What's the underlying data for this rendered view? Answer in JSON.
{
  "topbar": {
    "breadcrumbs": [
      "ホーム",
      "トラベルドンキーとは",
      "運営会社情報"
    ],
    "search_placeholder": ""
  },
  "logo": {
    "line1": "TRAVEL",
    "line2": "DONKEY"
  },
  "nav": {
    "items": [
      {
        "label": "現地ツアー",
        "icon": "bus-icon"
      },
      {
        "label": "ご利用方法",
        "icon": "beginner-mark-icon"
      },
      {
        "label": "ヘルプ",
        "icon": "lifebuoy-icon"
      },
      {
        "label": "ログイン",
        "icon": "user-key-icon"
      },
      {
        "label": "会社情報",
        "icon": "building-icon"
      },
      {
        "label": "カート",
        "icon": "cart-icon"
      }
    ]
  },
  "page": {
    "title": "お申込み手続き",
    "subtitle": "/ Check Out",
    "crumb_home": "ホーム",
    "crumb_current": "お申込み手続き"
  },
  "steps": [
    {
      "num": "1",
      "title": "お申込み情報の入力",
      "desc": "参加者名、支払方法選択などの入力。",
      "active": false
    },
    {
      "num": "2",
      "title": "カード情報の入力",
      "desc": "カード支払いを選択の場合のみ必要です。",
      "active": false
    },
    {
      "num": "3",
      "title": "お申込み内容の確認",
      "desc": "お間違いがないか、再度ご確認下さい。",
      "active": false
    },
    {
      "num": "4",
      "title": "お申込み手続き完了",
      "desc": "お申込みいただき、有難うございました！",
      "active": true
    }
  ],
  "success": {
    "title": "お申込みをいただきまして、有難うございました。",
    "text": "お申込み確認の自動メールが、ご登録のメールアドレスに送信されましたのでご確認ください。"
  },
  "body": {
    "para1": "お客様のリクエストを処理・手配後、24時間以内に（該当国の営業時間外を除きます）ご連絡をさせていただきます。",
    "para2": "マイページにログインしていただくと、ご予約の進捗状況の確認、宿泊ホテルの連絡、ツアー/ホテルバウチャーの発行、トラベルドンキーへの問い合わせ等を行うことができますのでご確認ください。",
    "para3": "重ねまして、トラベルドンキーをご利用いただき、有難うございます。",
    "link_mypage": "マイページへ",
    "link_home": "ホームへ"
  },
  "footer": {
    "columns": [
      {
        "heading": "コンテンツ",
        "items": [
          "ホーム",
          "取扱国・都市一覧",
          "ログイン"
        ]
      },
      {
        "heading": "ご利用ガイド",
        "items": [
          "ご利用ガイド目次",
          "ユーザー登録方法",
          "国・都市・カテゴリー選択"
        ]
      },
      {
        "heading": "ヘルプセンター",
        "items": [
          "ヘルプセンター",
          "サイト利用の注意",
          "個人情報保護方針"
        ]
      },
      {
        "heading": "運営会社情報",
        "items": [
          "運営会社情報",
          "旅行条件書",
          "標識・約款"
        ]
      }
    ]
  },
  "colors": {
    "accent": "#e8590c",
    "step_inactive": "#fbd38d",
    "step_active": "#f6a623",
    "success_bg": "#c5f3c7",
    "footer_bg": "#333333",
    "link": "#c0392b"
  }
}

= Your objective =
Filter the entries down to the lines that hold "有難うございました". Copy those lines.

= Exercise solution =
      "desc": "お申込みいただき、有難うございました！",
    "title": "お申込みをいただきまして、有難うございました。",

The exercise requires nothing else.